* **Directions for this task**
Each record should be given back exactly, with none missing.

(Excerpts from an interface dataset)
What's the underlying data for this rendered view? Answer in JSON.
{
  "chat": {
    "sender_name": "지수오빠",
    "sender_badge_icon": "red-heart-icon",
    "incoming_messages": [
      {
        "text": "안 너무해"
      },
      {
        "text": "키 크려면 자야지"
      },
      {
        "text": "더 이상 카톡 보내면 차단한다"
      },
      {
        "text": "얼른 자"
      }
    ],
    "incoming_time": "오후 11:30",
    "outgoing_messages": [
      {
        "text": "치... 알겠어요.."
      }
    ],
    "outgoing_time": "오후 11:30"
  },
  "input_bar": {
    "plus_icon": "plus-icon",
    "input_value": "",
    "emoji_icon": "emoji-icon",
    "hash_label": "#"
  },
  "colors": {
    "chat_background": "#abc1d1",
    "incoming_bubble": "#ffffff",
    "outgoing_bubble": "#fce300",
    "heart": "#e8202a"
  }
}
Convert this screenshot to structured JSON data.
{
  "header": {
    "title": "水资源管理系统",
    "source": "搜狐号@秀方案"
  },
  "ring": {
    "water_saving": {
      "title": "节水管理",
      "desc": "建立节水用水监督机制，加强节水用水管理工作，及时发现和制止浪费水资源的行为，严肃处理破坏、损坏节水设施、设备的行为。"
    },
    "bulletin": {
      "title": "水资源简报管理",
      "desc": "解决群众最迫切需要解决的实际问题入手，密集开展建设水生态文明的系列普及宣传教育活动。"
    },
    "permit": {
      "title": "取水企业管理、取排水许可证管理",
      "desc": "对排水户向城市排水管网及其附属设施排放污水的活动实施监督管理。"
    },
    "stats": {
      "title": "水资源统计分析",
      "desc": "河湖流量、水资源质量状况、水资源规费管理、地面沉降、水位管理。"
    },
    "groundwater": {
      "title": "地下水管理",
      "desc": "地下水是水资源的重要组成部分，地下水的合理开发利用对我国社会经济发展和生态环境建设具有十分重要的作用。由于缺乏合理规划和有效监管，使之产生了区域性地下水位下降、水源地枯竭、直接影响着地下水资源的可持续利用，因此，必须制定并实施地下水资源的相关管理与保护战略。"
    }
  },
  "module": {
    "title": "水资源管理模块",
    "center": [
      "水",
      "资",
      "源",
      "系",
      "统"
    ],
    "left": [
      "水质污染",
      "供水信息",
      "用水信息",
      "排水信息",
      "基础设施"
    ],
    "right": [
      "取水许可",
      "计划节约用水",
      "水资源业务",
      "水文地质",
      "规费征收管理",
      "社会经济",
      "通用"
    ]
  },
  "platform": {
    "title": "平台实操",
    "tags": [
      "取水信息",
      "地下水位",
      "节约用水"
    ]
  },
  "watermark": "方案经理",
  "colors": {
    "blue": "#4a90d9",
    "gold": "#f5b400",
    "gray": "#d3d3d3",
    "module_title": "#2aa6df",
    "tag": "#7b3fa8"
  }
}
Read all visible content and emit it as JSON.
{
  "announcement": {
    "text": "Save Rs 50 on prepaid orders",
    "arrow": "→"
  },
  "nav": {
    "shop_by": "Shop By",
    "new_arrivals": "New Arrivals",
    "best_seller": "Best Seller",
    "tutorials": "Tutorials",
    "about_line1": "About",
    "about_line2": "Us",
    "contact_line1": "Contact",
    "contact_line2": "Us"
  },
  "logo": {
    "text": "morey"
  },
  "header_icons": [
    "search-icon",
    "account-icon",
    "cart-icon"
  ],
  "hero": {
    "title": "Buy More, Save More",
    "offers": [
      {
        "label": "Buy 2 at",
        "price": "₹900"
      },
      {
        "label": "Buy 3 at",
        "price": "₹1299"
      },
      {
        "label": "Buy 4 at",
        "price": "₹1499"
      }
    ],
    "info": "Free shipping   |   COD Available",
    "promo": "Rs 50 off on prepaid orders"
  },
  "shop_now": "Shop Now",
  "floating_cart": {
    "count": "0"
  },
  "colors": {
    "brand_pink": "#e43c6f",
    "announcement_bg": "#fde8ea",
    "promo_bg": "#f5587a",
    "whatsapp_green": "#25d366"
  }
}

* **Result of the exercise**
What's the underlying data for this rendered view? Answer in JSON.
{
  "chat": {
    "sender_name": "지수오빠",
    "sender_badge_icon": "red-heart-icon",
    "incoming_messages": [
      {
        "text": "안 너무해"
      },
      {
        "text": "키 크려면 자야지"
      },
      {
        "text": "더 이상 카톡 보내면 차단한다"
      },
      {
        "text": "얼른 자"
      }
    ],
    "incoming_time": "오후 11:30",
    "outgoing_messages": [
      {
        "text": "치... 알겠어요.."
      }
    ],
    "outgoing_time": "오후 11:30"
  },
  "input_bar": {
    "plus_icon": "plus-icon",
    "input_value": "",
    "emoji_icon": "emoji-icon",
    "hash_label": "#"
  },
  "colors": {
    "chat_background": "#abc1d1",
    "incoming_bubble": "#ffffff",
    "outgoing_bubble": "#fce300",
    "heart": "#e8202a"
  }
}
Convert this screenshot to structured JSON data.
{
  "header": {
    "title": "水资源管理系统",
    "source": "搜狐号@秀方案"
  },
  "ring": {
    "water_saving": {
      "title": "节水管理",
      "desc": "建立节水用水监督机制，加强节水用水管理工作，及时发现和制止浪费水资源的行为，严肃处理破坏、损坏节水设施、设备的行为。"
    },
    "bulletin": {
      "title": "水资源简报管理",
      "desc": "解决群众最迫切需要解决的实际问题入手，密集开展建设水生态文明的系列普及宣传教育活动。"
    },
    "permit": {
      "title": "取水企业管理、取排水许可证管理",
      "desc": "对排水户向城市排水管网及其附属设施排放污水的活动实施监督管理。"
    },
    "stats": {
      "title": "水资源统计分析",
      "desc": "河湖流量、水资源质量状况、水资源规费管理、地面沉降、水位管理。"
    },
    "groundwater": {
      "title": "地下水管理",
      "desc": "地下水是水资源的重要组成部分，地下水的合理开发利用对我国社会经济发展和生态环境建设具有十分重要的作用。由于缺乏合理规划和有效监管，使之产生了区域性地下水位下降、水源地枯竭、直接影响着地下水资源的可持续利用，因此，必须制定并实施地下水资源的相关管理与保护战略。"
    }
  },
  "module": {
    "title": "水资源管理模块",
    "center": [
      "水",
      "资",
      "源",
      "系",
      "统"
    ],
    "left": [
      "水质污染",
      "供水信息",
      "用水信息",
      "排水信息",
      "基础设施"
    ],
    "right": [
      "取水许可",
      "计划节约用水",
      "水资源业务",
      "水文地质",
      "规费征收管理",
      "社会经济",
      "通用"
    ]
  },
  "platform": {
    "title": "平台实操",
    "tags": [
      "取水信息",
      "地下水位",
      "节约用水"
    ]
  },
  "watermark": "方案经理",
  "colors": {
    "blue": "#4a90d9",
    "gold": "#f5b400",
    "gray": "#d3d3d3",
    "module_title": "#2aa6df",
    "tag": "#7b3fa8"
  }
}
Read all visible content and emit it as JSON.
{
  "announcement": {
    "text": "Save Rs 50 on prepaid orders",
    "arrow": "→"
  },
  "nav": {
    "shop_by": "Shop By",
    "new_arrivals": "New Arrivals",
    "best_seller": "Best Seller",
    "tutorials": "Tutorials",
    "about_line1": "About",
    "about_line2": "Us",
    "contact_line1": "Contact",
    "contact_line2": "Us"
  },
  "logo": {
    "text": "morey"
  },
  "header_icons": [
    "search-icon",
    "account-icon",
    "cart-icon"
  ],
  "hero": {
    "title": "Buy More, Save More",
    "offers": [
      {
        "label": "Buy 2 at",
        "price": "₹900"
      },
      {
        "label": "Buy 3 at",
        "price": "₹1299"
      },
      {
        "label": "Buy 4 at",
        "price": "₹1499"
      }
    ],
    "info": "Free shipping   |   COD Available",
    "promo": "Rs 50 off on prepaid orders"
  },
  "shop_now": "Shop Now",
  "floating_cart": {
    "count": "0"
  },
  "colors": {
    "brand_pink": "#e43c6f",
    "announcement_bg": "#fde8ea",
    "promo_bg": "#f5587a",
    "whatsapp_green": "#25d366"
  }
}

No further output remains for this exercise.